Tuesday, October 28, 2014 - 08:10
Judge stops man's deportation to ebola area

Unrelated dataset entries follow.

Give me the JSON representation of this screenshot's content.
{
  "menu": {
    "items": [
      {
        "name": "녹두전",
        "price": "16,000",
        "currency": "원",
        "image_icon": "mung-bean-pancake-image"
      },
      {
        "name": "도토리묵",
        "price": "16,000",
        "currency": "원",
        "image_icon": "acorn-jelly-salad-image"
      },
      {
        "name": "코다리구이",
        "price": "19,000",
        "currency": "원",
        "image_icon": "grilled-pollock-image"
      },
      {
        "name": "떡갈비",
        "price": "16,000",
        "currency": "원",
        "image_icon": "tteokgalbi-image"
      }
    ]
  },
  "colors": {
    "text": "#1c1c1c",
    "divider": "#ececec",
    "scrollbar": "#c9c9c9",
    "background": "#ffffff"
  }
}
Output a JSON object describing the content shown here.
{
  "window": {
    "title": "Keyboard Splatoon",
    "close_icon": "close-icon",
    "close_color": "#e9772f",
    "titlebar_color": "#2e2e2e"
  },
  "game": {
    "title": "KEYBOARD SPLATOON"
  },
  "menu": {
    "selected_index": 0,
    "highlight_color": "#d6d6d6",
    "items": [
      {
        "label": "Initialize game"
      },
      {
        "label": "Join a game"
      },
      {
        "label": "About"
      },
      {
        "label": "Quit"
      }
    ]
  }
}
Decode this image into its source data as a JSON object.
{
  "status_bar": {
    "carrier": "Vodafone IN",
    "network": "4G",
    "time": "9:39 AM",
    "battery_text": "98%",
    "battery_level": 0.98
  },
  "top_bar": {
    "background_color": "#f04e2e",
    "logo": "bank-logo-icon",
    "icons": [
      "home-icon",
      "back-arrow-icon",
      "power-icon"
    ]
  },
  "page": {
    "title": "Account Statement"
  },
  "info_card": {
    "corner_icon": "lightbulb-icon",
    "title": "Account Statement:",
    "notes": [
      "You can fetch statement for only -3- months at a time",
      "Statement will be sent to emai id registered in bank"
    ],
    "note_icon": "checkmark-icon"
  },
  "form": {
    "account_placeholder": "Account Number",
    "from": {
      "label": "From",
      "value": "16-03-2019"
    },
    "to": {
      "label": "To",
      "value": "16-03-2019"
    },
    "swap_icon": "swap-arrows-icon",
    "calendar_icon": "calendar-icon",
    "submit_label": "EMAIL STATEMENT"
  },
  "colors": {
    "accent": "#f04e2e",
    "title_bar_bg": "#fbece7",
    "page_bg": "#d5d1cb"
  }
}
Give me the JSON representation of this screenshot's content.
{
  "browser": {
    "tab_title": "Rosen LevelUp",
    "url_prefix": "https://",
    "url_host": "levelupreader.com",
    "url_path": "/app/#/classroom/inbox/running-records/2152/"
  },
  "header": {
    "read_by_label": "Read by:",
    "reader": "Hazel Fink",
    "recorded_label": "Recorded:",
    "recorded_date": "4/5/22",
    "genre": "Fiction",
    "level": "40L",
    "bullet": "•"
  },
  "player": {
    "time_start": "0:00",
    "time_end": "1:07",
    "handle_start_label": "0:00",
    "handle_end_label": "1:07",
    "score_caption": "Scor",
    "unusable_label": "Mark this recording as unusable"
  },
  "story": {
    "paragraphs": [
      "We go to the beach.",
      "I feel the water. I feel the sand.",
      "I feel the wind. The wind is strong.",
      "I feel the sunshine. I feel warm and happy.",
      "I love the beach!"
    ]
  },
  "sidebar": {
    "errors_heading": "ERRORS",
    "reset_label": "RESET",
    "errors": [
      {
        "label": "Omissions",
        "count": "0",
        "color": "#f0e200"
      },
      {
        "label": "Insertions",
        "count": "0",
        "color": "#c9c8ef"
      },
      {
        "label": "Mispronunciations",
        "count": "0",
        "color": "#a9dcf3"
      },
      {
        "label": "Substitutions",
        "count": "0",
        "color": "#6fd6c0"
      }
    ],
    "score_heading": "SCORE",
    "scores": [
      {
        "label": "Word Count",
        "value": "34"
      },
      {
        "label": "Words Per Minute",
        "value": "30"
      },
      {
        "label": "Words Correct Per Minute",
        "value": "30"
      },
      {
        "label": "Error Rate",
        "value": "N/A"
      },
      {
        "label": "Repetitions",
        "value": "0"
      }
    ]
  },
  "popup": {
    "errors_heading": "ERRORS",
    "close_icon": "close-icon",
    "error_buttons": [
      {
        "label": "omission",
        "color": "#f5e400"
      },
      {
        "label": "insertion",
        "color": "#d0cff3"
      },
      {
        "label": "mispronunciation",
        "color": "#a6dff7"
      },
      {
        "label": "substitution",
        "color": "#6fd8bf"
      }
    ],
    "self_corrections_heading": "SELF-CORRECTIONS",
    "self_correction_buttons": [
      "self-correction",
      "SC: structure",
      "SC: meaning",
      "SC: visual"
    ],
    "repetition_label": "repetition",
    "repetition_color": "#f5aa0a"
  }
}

A Liberian asylum seeker was on his way to Brussels, from where he would be deported back to Liberia, when he got the surprising news that he can remain in the Netherlands. The man had repeatedly appealed against his deportation because of the Ebola epidemic prevailing in his country, but all his requests were denied. A ruling by the court in Roermond prevented the deportation of the 31 year old man, his lawyer confirmed. Last week the court in Den Bosch ruled that he must be returned to Liberia despite the Ebola epidemic. The man then appealed to the European Convention for the Protection of Human Rights (ECHR), but the European Court also decided that he should be deported to Liberia. According to the judge the man had failed to show that there is a real risk of infection. He might be able to protect himself against the virus by taking precautions. Following this, objections were raised in the Second Chamber. Opposition parties the D66, SP and GroenLinks argued that asylum seekers must temporarily not be returned to Ebola affected countries. D66 Member of Parliament Gerard Schouw called it a double standard, referring to the negative travel advice issued by the Ministry of Foreign Affairs for the affected countries Guinea, Sierra Leone and Liberia. The Second Chamber is expected to discuss the deportation of asylum seekers to Ebola affected countries on Wednesday, but the Liberian man can remain in the Netherlands for the time being. After the ruling of the European Court, the Liberian man's lawyer filed a new case with new arguments against deportation in Roermond, this time with success. The man has now returned to the detention center for refugees in Rotterdam. According to Christos Stylianides, The European Union's new coordinator for the Ebola crisis, tens of thousands of rescue workers are urgently needed in the fight against Ebola in West Africa. Another 4 thousand beds are needed to help patients and about eight people are required for each bed, including doctors, nurses and other care providers.